New energy sources. New insights into our changing climate. New cures for the world’s toughest diseases. The Oak Ridge National Laboratory’s Summit supercomputing system is being built to power research that could change the world.
When it’s completed and available in 2018, the GPU-accelerated machine will be capable of delivering 150 to 300 peak petaflops of computational performance. That’s at least five times more than Oak Ridge’s Titan, the fastest supercomputer in the U.S. today.
To make use of all this performance, this extraordinary new machine is attracting extraordinary new applications. That’s why the lab today announced 13 projects for its Center for Accelerated Application Readiness (CAAR).
These projects include everything from astrophysics and climate modeling to nuclear energy and seismology. They will be among the first applications to run on Summit. Prepping them now means researchers will be ready to take full advantage of this advanced machine when it goes live.
Driven to NVLink
Summit will be powered by NVIDIA’s Volta GPU architecture, which features an advanced technology called NVLink.
NVLink accelerates these powerful applications with a new kind of high-speed interconnect technology between Summit’s IBM POWER CPUs and our next-generation NVIDIA GPU accelerators. This allows them to exchange data 5 to 12 times faster than they can with current interconnect technologies.
GPUs, of course, have a long history of powering many of the world’s fastest supercomputers. But they’re limited by today’s technology — known as the PCI Express bus — which connects CPUs to GPUs, as well as GPUs to each other.
NVLink changes that. Imagine a congested four-lane highway. Now, imagine if it expanded to 20 lanes. More cars can get from point A to point B faster.
Likewise, NVLink essentially creates a throughput superhighway. The result: a machine that can do more work, more efficiently.
It’s About the Science
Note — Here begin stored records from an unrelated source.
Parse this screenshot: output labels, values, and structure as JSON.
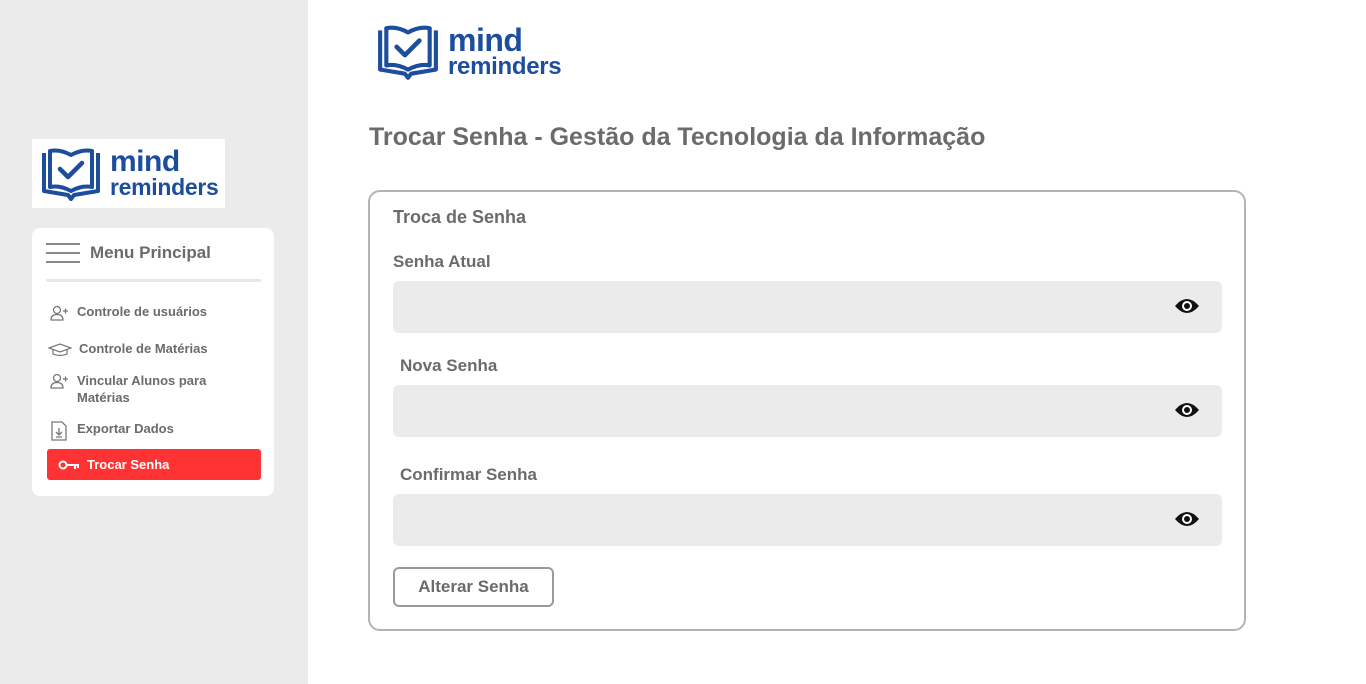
{
  "brand": {
    "line1": "mind",
    "line2": "reminders",
    "color": "#1d4e9e"
  },
  "sidebar": {
    "menu_title": "Menu Principal",
    "items": [
      {
        "label": "Controle de usuários",
        "icon": "user-add-icon"
      },
      {
        "label": "Controle de Matérias",
        "icon": "graduation-cap-icon"
      },
      {
        "label": "Vincular Alunos para Matérias",
        "icon": "user-add-icon"
      },
      {
        "label": "Exportar Dados",
        "icon": "file-download-icon"
      },
      {
        "label": "Trocar Senha",
        "icon": "key-icon",
        "active": true
      }
    ],
    "active_color": "#ff3333"
  },
  "main": {
    "title": "Trocar Senha - Gestão da Tecnologia da Informação",
    "card_title": "Troca de Senha",
    "fields": [
      {
        "label": "Senha Atual",
        "value": "",
        "icon": "eye-icon"
      },
      {
        "label": "Nova Senha",
        "value": "",
        "icon": "eye-icon"
      },
      {
        "label": "Confirmar Senha",
        "value": "",
        "icon": "eye-icon"
      }
    ],
    "submit_label": "Alterar Senha"
  }
}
With the horsepower of Volta, POWER and NVLink, Summit promises to be a supercomputer that can supercharge scientific discovery. A supercomputer that can power projects — like the ones selected for CAAR — with world-changing potential.